The hard wood floors inside, more often than not, were not highly polished but instead scuffed from years of wear, limited budgets and the weight of hundreds of pairs of tapping feet that filled the room for tap classes after the ballet classes were over. The walls of the outside waiting room were lined with color photographs of little girls with hair pulled back tightly in little ponytails or buns, with just a hint of lipstick and make-up on their faces, smiling brightly in brightly colored costumes sewn from tulle, lace, and feathers for the pictures taken just before the annual spring dance extravaganza.

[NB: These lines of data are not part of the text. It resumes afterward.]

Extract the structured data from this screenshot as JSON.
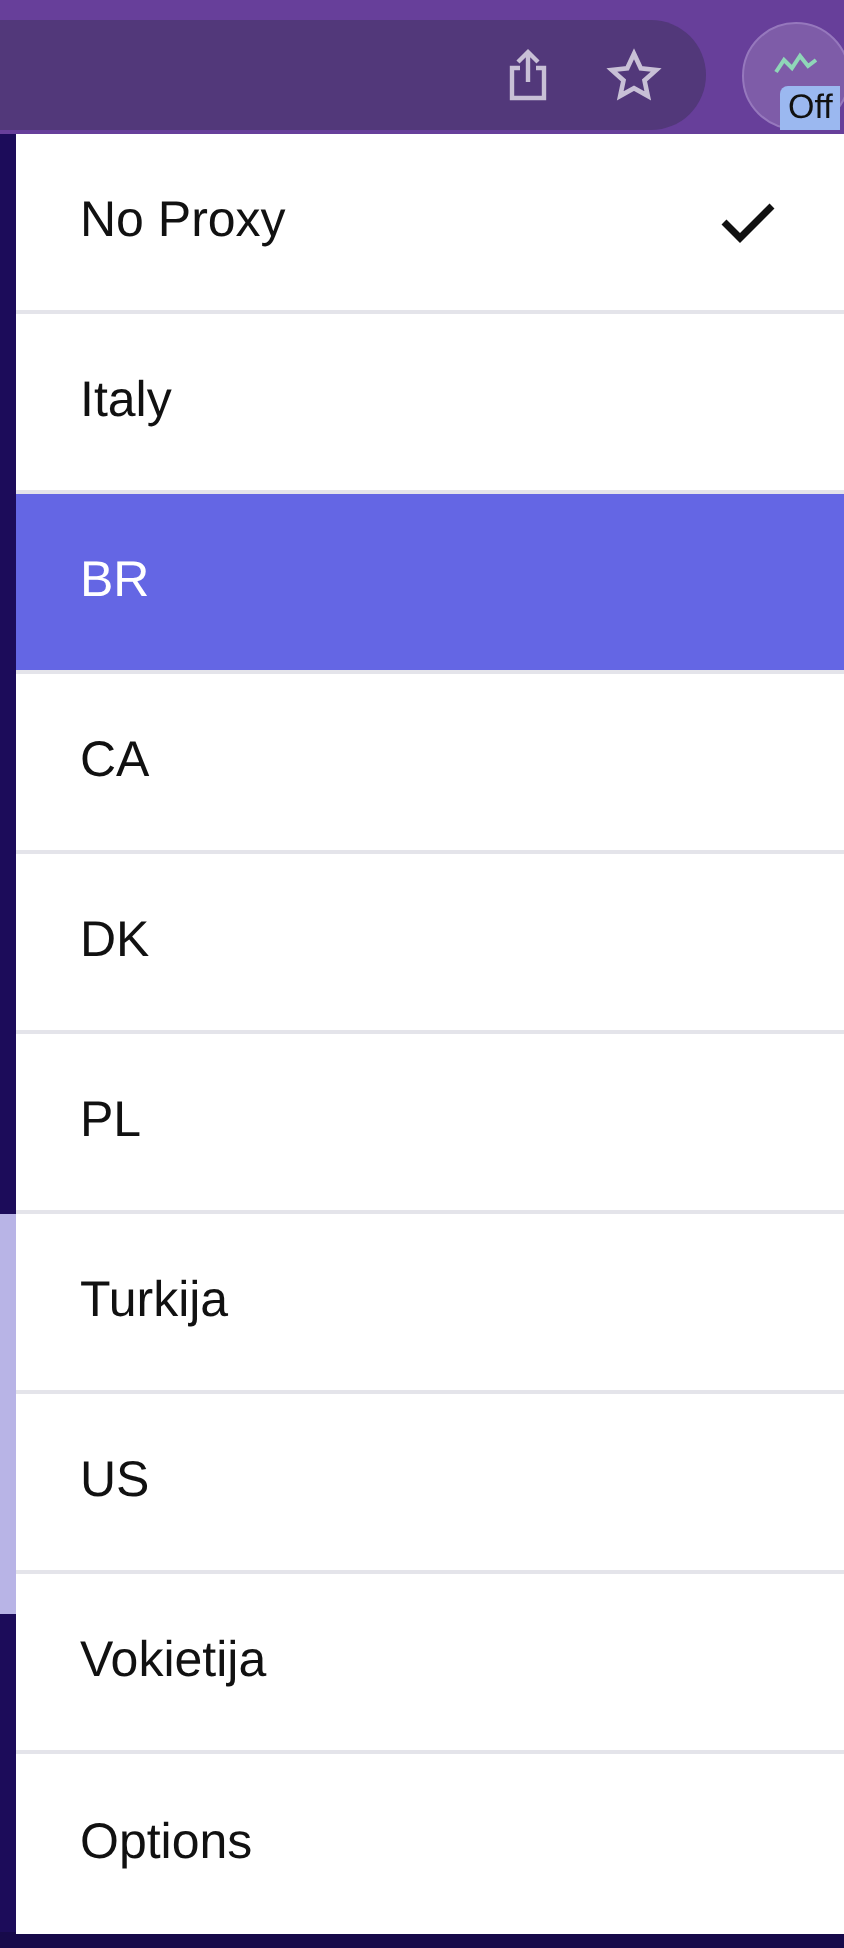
{
  "toolbar": {
    "extension_badge": "Off"
  },
  "menu": {
    "items": [
      {
        "label": "No Proxy",
        "selected": false,
        "checked": true
      },
      {
        "label": "Italy",
        "selected": false,
        "checked": false
      },
      {
        "label": "BR",
        "selected": true,
        "checked": false
      },
      {
        "label": "CA",
        "selected": false,
        "checked": false
      },
      {
        "label": "DK",
        "selected": false,
        "checked": false
      },
      {
        "label": "PL",
        "selected": false,
        "checked": false
      },
      {
        "label": "Turkija",
        "selected": false,
        "checked": false
      },
      {
        "label": "US",
        "selected": false,
        "checked": false
      },
      {
        "label": "Vokietija",
        "selected": false,
        "checked": false
      },
      {
        "label": "Options",
        "selected": false,
        "checked": false
      }
    ]
  }
}
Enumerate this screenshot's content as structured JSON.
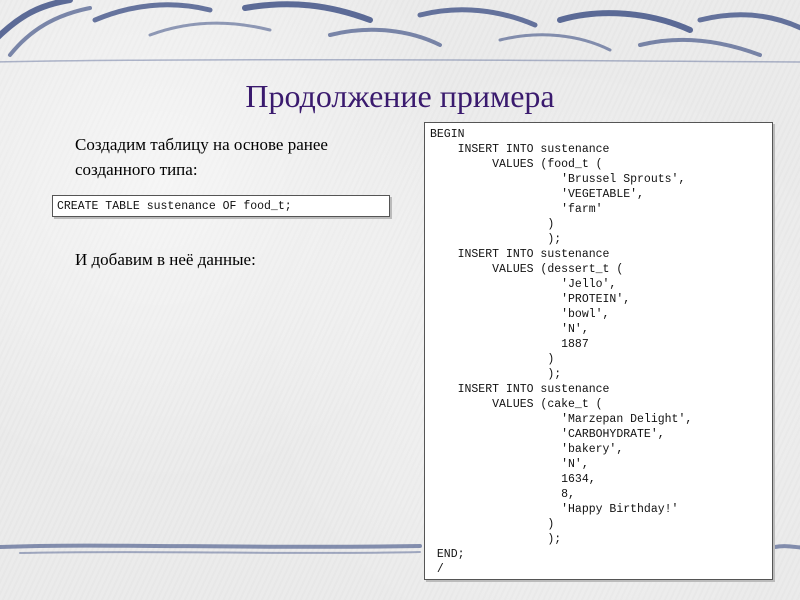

For a few little girls with obvious talent, the dance lessons went on for years and the star performers graduated to pointe classes where real ballet steps were skillfully and carefully taught. For others like myself, one or two years of modern dance or tap lessons was the limit and the spring extravaganza became the highlight of our childhood dreams to be bathed in the theatrical light of a professional dance career. Still, my favorite and treasured children’s book (I think the title was A Child’s Book of Ballet) contained picture of Anna Pavlova and Swan Lake along with correct postures of 1st ,2nd , 3rd , 4th, and 5th positions. The only decorative pictures placed on the wall of my bedroom were framed silhouettes of ballet dancers purchased from Woolworth’s Department Store.

Nevertheless, the magic of the possibility of becoming a dancer stayed with me over my elementary, and junior high school years and I fondly recalled those dreams twenty-odd years later when I enrolled my own 5 year-old daughter in similar Saturday morning classes in Maria P’s Dance Studio in New Jersey.

Part of my vision for My Friend Maya Loves to Dance was to be able to capture the magic of those innocent childhood dreams today for hundreds of little black girls like myself who during the 1950s and 60s never saw African American ballet dancers but who still dreamed of being in their ranks and who year after year sold tickets to the spring extravaganza and made their parents and teachers proud of their perseverance, discipline, style, and grace.

Wouldn’t it be nice today for all the young African American want-to-be ballerinas to see themselves in a book for young dancers? Wouldn’t it be wonderful to have those images in a book for another generation of dancers to cherish? Now there are professional dance classes offered by the Dance Theater of Harlem, and Alvin Ailey and Philadanco as well as many other regional dance companies and local dance studios for young people. I’m hopeful that children who attend those classes and their retro moms will appreciate the love and warm memories that went into the creation of this book.